▸ **What to work on**:
Repeat every record below exactly, leaving out the pictures.

▸ **Input data**:
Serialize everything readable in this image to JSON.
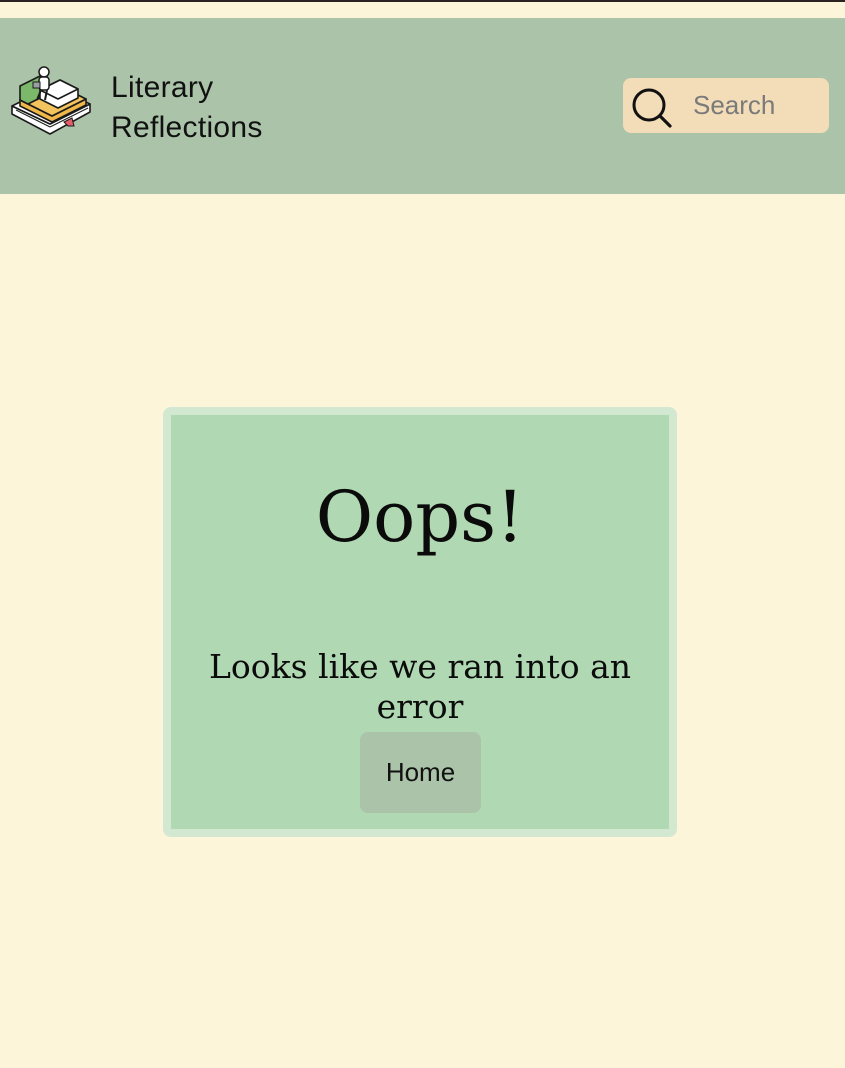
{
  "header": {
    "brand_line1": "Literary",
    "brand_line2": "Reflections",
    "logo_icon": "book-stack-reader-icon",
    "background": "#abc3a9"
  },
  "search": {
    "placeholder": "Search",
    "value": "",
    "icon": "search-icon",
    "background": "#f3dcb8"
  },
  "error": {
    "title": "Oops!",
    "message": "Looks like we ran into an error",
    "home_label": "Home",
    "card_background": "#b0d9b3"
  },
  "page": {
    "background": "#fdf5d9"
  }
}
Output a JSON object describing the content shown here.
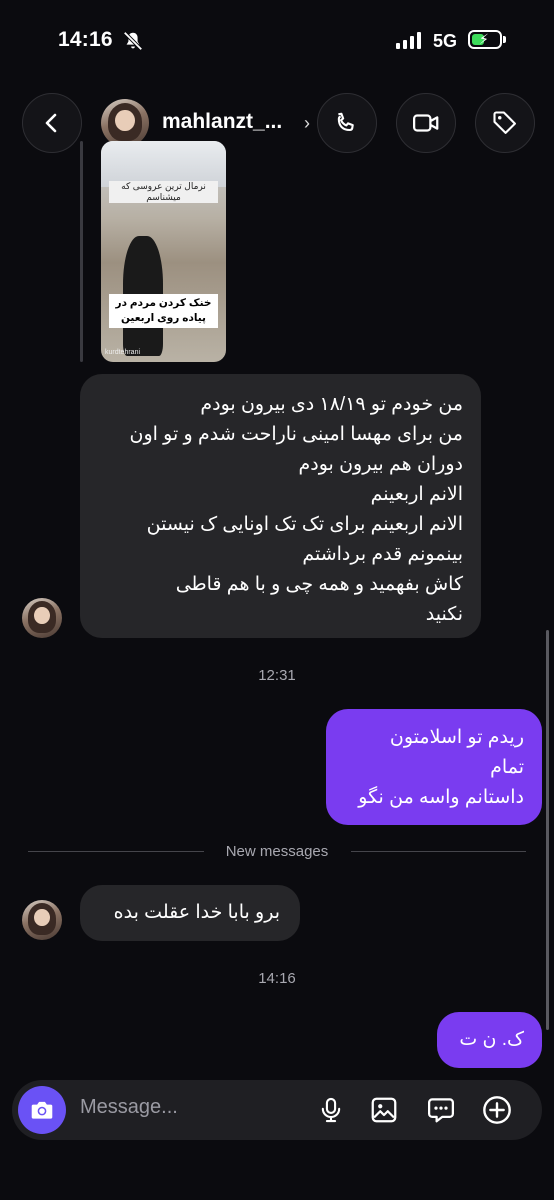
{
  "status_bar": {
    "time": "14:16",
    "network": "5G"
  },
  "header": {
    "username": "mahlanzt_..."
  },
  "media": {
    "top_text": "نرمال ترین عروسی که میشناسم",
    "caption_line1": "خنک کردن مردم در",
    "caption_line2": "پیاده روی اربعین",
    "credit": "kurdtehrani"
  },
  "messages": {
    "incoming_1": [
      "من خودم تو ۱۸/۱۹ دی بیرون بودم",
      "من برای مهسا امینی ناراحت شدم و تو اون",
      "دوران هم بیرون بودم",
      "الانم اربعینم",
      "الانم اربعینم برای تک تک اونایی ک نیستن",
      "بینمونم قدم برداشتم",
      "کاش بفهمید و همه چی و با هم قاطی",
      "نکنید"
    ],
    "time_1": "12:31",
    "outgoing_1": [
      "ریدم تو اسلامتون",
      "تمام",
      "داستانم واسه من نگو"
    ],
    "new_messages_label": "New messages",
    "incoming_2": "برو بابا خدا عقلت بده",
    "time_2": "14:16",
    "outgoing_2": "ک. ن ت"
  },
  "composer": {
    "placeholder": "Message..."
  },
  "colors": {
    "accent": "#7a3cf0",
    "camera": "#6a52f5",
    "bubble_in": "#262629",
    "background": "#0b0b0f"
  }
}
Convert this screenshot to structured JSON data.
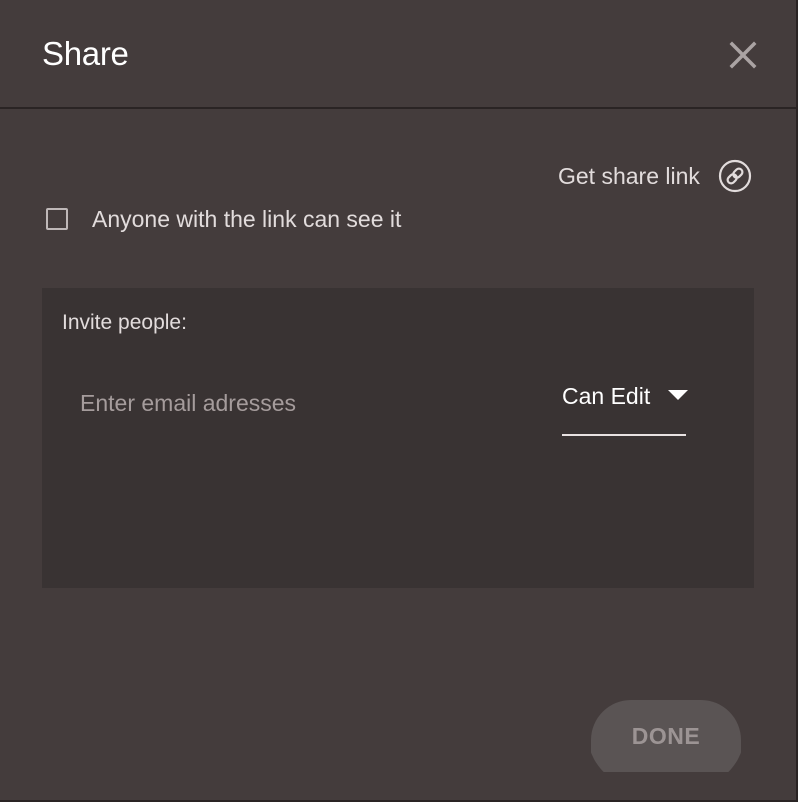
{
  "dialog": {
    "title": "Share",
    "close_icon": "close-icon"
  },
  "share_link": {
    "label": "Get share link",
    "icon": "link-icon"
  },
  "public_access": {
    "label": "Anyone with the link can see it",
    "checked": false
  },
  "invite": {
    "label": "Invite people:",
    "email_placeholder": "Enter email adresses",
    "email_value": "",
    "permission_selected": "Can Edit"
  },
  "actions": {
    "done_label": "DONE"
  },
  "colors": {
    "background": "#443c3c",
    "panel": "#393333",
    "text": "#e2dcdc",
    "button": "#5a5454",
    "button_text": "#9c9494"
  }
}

▸ **Answer area**:
Serialize everything readable in this image to JSON.
{
  "header": {
    "brand_line1": "Literary",
    "brand_line2": "Reflections",
    "logo_icon": "book-stack-reader-icon",
    "background": "#abc3a9"
  },
  "search": {
    "placeholder": "Search",
    "value": "",
    "icon": "search-icon",
    "background": "#f3dcb8"
  },
  "error": {
    "title": "Oops!",
    "message": "Looks like we ran into an error",
    "home_label": "Home",
    "card_background": "#b0d9b3"
  },
  "page": {
    "background": "#fdf5d9"
  }
}
Output a JSON object describing the content shown here.
{
  "status_bar": {
    "time": "14:16",
    "network": "5G"
  },
  "header": {
    "username": "mahlanzt_..."
  },
  "media": {
    "top_text": "نرمال ترین عروسی که میشناسم",
    "caption_line1": "خنک کردن مردم در",
    "caption_line2": "پیاده روی اربعین",
    "credit": "kurdtehrani"
  },
  "messages": {
    "incoming_1": [
      "من خودم تو ۱۸/۱۹ دی بیرون بودم",
      "من برای مهسا امینی ناراحت شدم و تو اون",
      "دوران هم بیرون بودم",
      "الانم اربعینم",
      "الانم اربعینم برای تک تک اونایی ک نیستن",
      "بینمونم قدم برداشتم",
      "کاش بفهمید و همه چی و با هم قاطی",
      "نکنید"
    ],
    "time_1": "12:31",
    "outgoing_1": [
      "ریدم تو اسلامتون",
      "تمام",
      "داستانم واسه من نگو"
    ],
    "new_messages_label": "New messages",
    "incoming_2": "برو بابا خدا عقلت بده",
    "time_2": "14:16",
    "outgoing_2": "ک. ن ت"
  },
  "composer": {
    "placeholder": "Message..."
  },
  "colors": {
    "accent": "#7a3cf0",
    "camera": "#6a52f5",
    "bubble_in": "#262629",
    "background": "#0b0b0f"
  }
}
Convert this screenshot to structured JSON data.
{
  "dialog": {
    "title": "Share",
    "close_icon": "close-icon"
  },
  "share_link": {
    "label": "Get share link",
    "icon": "link-icon"
  },
  "public_access": {
    "label": "Anyone with the link can see it",
    "checked": false
  },
  "invite": {
    "label": "Invite people:",
    "email_placeholder": "Enter email adresses",
    "email_value": "",
    "permission_selected": "Can Edit"
  },
  "actions": {
    "done_label": "DONE"
  },
  "colors": {
    "background": "#443c3c",
    "panel": "#393333",
    "text": "#e2dcdc",
    "button": "#5a5454",
    "button_text": "#9c9494"
  }
}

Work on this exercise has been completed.